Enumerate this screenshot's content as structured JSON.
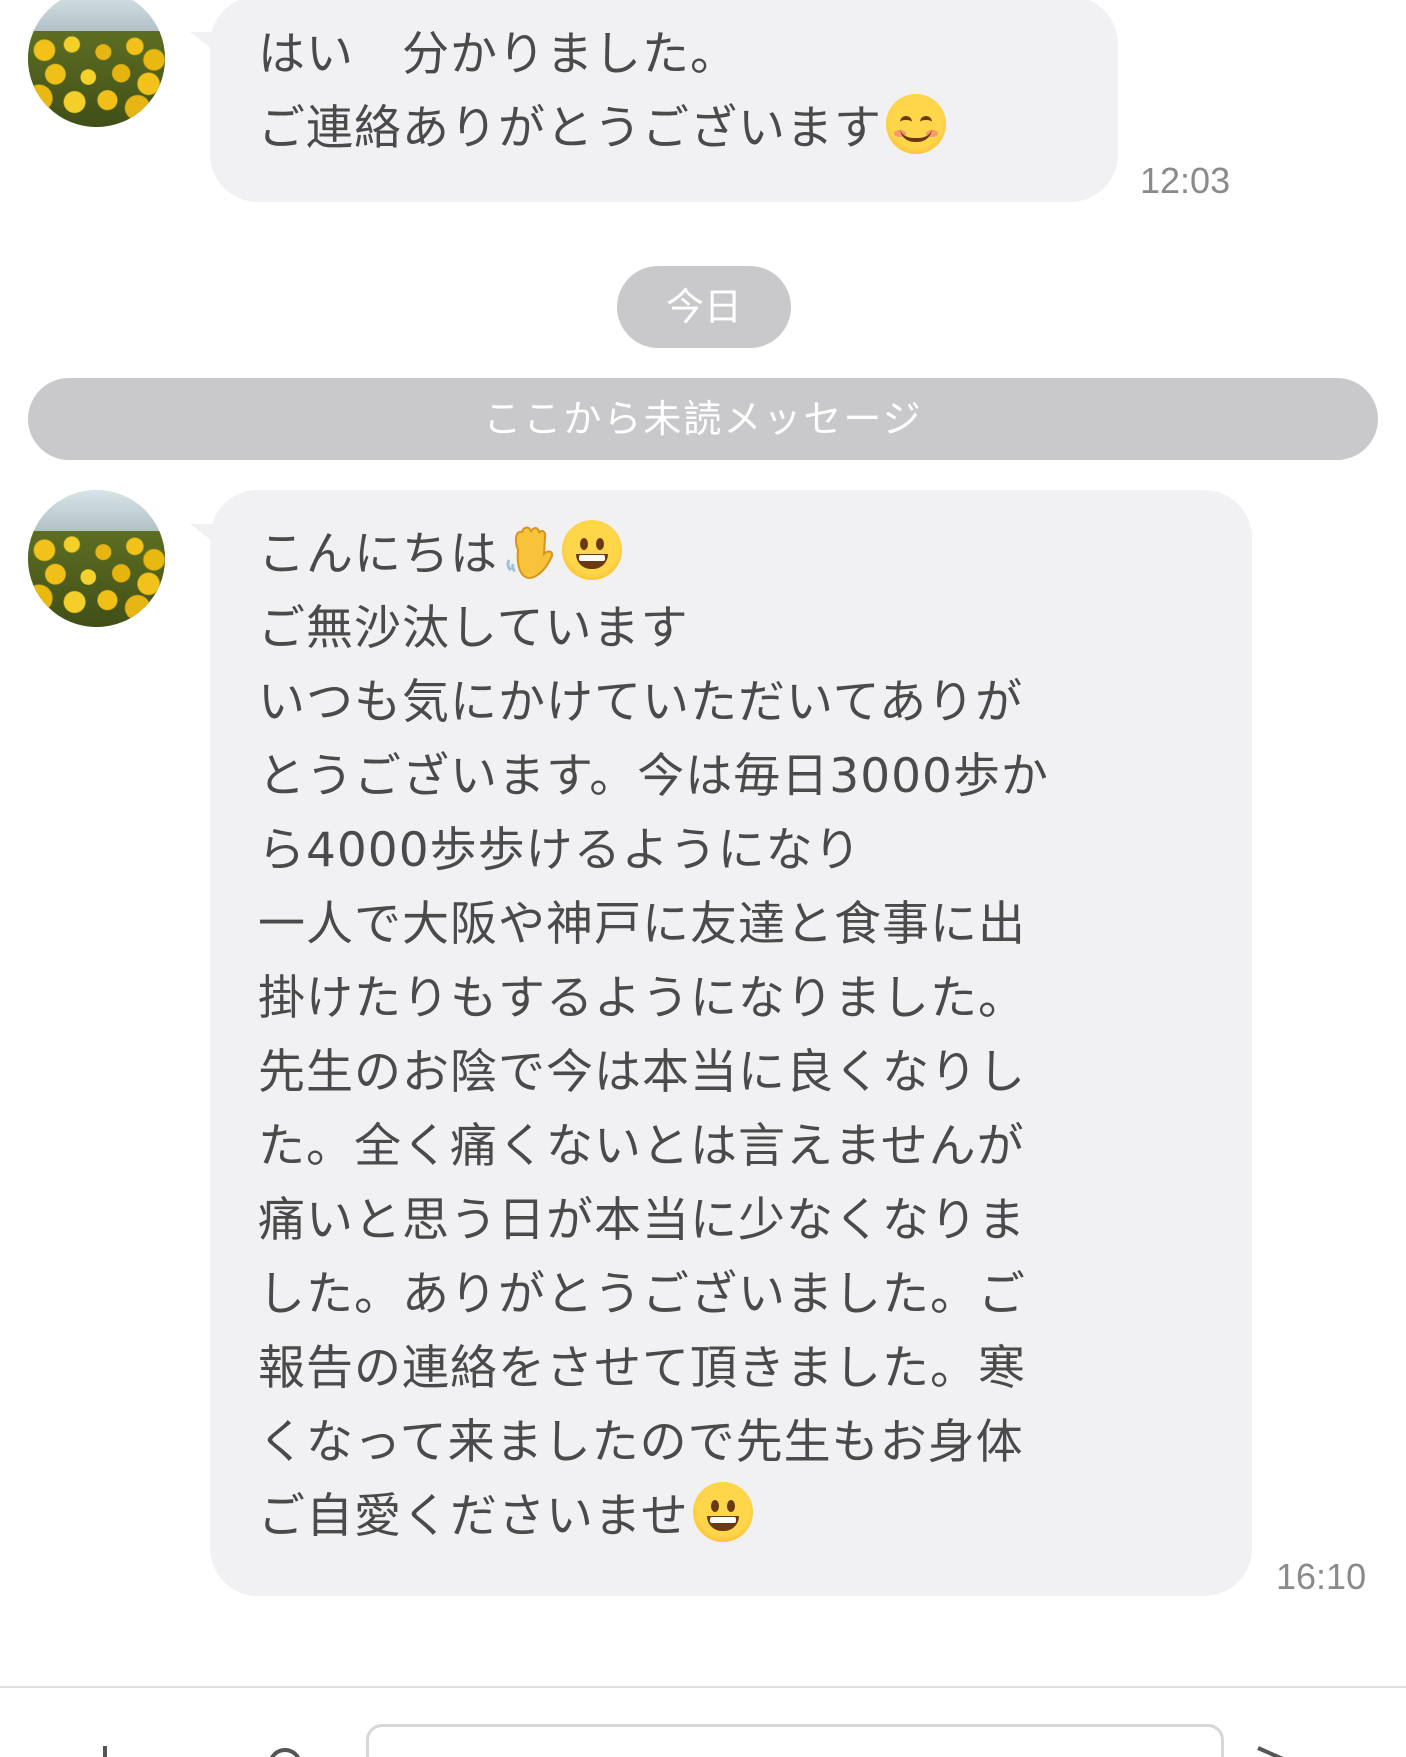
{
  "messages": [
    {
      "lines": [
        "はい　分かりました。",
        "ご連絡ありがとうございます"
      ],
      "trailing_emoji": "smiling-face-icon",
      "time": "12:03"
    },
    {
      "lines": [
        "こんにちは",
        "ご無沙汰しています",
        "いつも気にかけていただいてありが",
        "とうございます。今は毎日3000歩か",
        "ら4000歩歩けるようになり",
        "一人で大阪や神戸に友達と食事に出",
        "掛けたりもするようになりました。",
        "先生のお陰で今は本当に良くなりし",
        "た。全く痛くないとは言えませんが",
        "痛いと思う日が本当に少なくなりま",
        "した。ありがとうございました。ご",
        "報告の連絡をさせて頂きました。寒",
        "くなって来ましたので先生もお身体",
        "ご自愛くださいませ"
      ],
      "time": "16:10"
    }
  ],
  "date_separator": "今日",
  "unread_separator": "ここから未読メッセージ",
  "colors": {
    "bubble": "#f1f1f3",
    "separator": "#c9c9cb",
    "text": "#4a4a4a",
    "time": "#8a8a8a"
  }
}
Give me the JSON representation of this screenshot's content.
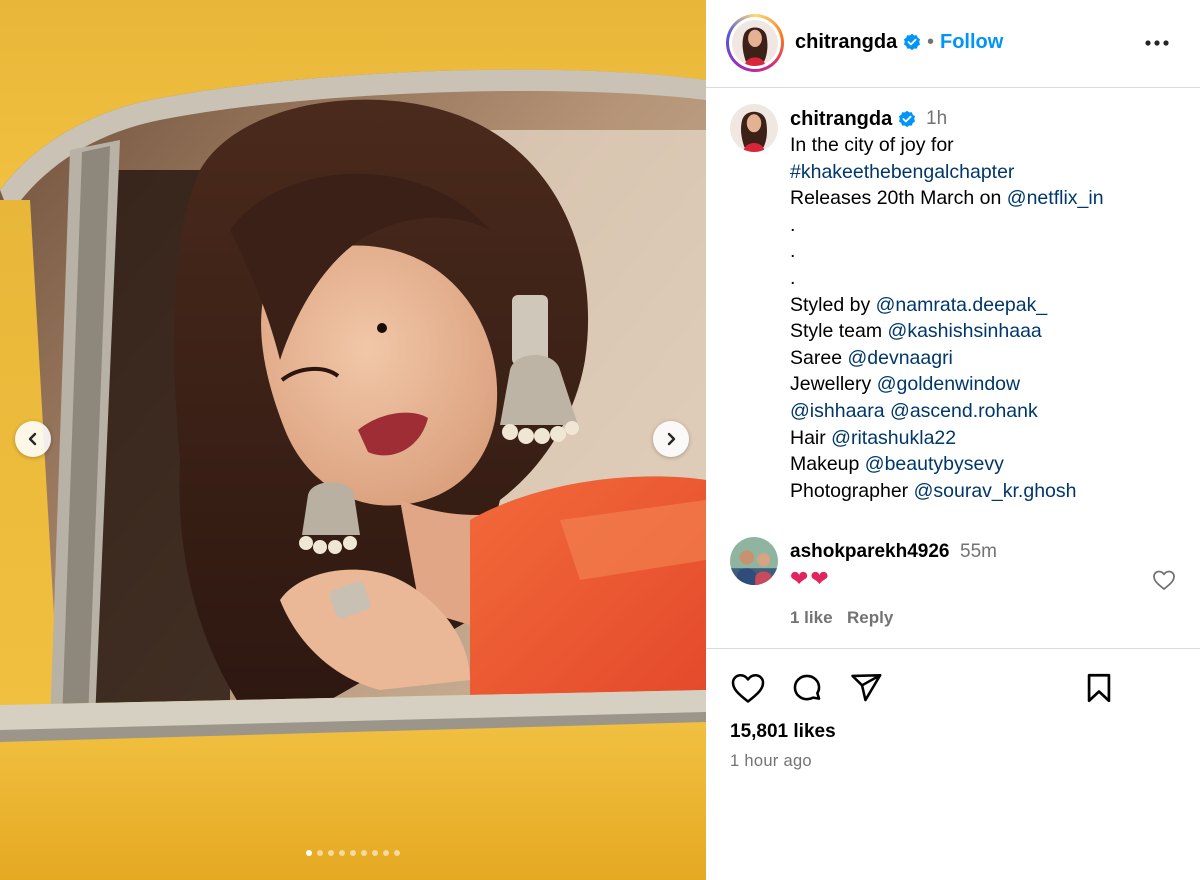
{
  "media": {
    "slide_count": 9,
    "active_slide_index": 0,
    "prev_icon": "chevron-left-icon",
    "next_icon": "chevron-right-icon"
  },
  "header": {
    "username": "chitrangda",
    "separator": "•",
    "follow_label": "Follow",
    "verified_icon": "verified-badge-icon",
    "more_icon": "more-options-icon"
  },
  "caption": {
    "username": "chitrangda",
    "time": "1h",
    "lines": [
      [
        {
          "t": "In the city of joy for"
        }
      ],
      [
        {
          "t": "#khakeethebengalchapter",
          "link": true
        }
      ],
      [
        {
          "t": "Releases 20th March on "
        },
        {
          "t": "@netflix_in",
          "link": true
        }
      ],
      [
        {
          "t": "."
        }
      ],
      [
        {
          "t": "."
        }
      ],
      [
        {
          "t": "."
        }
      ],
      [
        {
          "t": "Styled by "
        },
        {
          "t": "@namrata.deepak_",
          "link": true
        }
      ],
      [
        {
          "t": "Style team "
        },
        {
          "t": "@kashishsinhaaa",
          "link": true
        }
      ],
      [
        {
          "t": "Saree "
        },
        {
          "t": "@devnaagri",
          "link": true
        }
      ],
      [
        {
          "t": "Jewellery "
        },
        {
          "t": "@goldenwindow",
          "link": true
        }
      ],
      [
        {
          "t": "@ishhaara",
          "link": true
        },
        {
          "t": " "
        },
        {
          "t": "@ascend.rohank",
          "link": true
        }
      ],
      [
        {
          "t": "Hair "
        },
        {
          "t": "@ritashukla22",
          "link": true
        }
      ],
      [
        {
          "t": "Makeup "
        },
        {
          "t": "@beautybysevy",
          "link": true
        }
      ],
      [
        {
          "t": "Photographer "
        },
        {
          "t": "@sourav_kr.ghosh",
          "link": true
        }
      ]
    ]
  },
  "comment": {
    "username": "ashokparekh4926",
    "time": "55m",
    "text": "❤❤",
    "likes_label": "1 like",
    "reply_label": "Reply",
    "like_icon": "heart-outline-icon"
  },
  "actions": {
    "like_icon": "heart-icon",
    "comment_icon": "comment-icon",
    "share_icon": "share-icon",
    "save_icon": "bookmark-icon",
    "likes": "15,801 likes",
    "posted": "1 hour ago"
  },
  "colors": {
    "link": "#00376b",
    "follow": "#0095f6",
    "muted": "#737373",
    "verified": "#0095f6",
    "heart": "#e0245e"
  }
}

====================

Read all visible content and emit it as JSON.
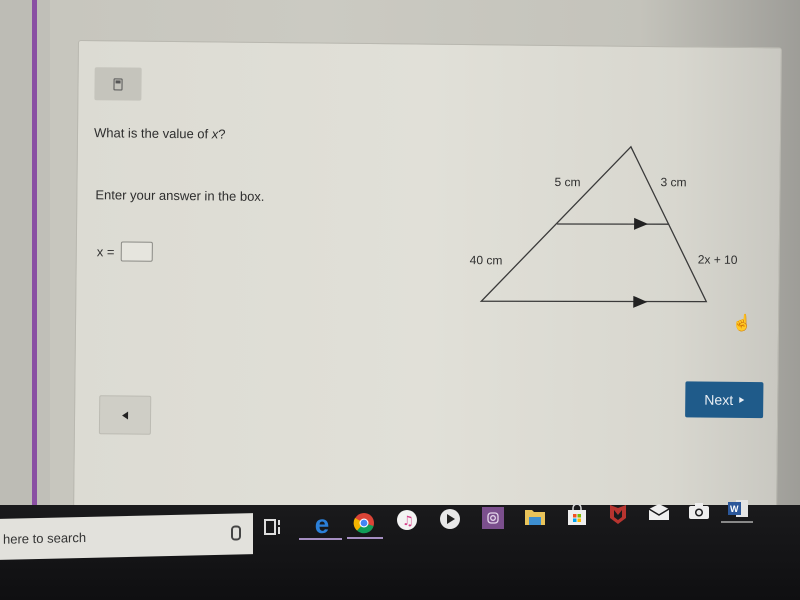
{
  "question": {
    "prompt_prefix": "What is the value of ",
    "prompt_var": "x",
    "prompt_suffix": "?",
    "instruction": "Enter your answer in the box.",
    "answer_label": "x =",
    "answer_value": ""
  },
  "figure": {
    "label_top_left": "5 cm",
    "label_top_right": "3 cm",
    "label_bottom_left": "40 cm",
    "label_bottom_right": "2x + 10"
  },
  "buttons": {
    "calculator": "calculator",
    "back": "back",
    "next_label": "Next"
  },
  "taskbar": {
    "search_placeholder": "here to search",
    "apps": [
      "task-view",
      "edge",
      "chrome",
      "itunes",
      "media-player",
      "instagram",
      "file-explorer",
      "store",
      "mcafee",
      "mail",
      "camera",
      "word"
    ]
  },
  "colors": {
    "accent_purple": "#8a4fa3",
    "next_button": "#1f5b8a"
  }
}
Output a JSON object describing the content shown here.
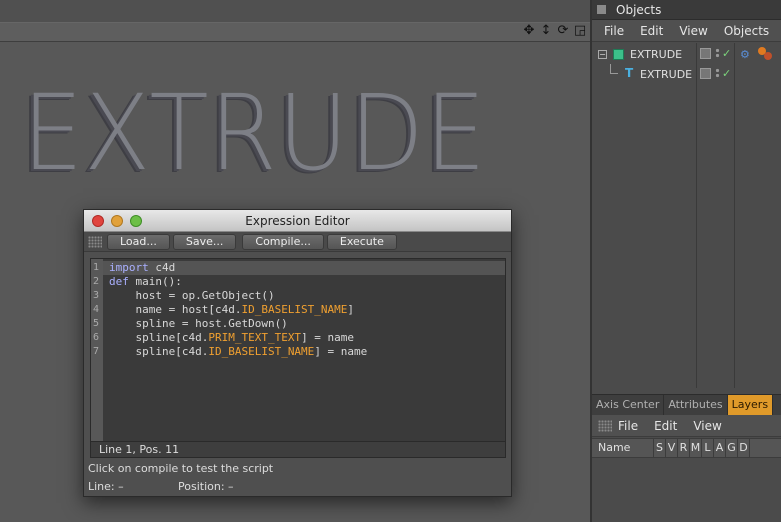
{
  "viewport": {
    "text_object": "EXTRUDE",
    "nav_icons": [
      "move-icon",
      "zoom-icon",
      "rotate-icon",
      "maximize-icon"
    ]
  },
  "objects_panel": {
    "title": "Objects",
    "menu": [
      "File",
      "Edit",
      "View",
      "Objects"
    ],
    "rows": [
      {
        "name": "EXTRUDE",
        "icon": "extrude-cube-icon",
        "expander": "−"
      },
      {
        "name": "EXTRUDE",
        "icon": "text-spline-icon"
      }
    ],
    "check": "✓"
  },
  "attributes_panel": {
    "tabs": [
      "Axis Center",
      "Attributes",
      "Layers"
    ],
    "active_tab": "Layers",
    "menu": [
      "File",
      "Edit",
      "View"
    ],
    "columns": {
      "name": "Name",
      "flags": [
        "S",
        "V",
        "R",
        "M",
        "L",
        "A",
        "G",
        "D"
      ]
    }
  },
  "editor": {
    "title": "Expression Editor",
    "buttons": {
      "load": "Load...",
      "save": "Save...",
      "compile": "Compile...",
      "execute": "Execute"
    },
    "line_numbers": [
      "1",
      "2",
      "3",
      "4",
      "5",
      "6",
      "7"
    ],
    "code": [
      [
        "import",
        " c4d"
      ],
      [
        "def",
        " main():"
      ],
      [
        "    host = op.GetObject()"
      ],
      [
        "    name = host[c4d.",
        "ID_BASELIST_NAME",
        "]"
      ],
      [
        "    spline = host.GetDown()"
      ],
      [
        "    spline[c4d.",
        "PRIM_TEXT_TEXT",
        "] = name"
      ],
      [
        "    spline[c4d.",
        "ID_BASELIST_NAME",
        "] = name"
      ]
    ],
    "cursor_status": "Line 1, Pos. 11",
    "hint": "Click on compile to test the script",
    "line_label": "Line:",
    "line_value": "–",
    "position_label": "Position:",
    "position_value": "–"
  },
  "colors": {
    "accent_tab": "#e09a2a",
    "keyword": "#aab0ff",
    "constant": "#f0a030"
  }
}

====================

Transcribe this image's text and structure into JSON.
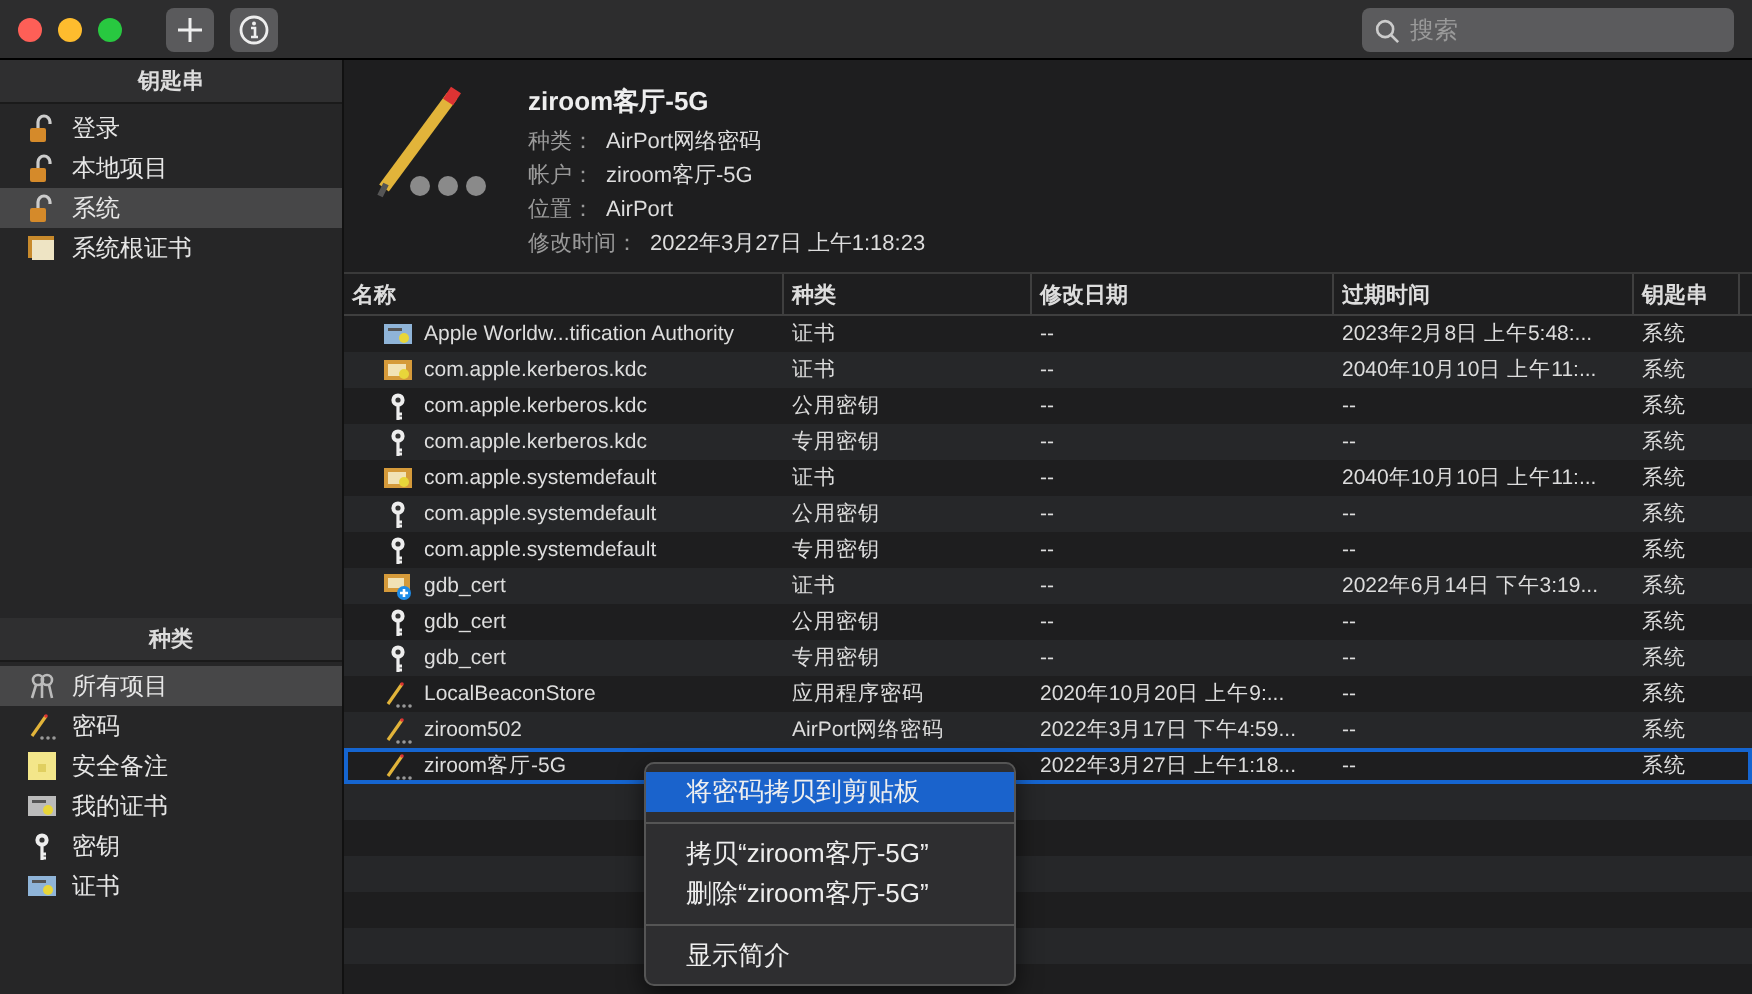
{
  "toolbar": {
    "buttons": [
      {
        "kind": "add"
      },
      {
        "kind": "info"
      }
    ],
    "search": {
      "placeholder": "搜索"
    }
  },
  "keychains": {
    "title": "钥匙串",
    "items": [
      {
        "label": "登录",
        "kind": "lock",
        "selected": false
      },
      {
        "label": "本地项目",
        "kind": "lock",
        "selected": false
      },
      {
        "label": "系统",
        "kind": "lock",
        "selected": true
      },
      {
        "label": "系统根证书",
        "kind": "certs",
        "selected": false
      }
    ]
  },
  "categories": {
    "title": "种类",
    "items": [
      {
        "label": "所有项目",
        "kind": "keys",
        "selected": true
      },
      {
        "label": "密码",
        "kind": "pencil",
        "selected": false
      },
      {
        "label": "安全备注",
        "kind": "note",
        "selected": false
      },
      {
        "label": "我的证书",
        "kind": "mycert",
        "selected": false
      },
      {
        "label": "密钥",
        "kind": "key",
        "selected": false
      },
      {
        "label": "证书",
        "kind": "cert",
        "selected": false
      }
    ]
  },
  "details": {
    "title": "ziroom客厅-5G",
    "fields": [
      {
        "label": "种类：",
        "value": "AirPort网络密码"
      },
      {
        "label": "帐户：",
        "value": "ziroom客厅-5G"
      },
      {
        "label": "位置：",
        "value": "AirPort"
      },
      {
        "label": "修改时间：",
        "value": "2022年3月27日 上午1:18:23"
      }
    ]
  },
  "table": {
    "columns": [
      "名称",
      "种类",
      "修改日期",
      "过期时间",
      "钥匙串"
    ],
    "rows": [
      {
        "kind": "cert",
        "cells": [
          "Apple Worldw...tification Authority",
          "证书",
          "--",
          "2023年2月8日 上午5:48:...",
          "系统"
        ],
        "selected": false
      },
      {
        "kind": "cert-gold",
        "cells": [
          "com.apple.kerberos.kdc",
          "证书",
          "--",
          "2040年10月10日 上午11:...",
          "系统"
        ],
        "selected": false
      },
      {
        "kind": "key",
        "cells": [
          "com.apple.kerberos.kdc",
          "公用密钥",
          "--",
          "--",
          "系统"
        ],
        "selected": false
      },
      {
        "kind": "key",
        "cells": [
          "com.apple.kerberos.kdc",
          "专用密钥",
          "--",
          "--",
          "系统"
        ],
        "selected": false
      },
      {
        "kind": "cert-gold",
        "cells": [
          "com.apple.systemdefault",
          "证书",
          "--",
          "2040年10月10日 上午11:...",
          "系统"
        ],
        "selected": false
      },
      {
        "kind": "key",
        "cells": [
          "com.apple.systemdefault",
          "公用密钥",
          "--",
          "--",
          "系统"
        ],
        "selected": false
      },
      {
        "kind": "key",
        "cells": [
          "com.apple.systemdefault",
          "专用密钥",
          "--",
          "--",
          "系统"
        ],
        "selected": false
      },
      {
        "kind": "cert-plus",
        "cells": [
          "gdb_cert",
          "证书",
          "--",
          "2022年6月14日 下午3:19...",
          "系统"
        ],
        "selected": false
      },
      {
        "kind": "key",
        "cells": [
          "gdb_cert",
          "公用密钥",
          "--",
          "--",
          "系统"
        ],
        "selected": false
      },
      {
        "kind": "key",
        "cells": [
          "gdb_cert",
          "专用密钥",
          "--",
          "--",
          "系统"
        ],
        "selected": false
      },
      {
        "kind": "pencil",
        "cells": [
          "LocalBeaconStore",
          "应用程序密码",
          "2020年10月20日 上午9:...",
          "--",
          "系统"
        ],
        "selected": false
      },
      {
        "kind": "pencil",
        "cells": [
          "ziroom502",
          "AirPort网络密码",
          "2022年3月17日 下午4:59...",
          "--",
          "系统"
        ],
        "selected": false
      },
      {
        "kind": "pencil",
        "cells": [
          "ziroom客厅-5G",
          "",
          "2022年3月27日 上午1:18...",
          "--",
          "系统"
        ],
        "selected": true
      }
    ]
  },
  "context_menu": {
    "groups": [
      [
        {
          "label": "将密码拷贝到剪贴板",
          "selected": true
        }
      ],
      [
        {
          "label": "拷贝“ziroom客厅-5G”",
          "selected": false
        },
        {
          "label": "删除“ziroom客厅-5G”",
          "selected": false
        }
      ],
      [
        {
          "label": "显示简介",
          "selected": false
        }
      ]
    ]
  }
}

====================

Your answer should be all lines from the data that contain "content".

Enumerate this screenshot's content as structured JSON.
Give me the JSON representation of this screenshot's content.
Read all visible content and emit it as JSON.
Output a JSON object describing the content shown here.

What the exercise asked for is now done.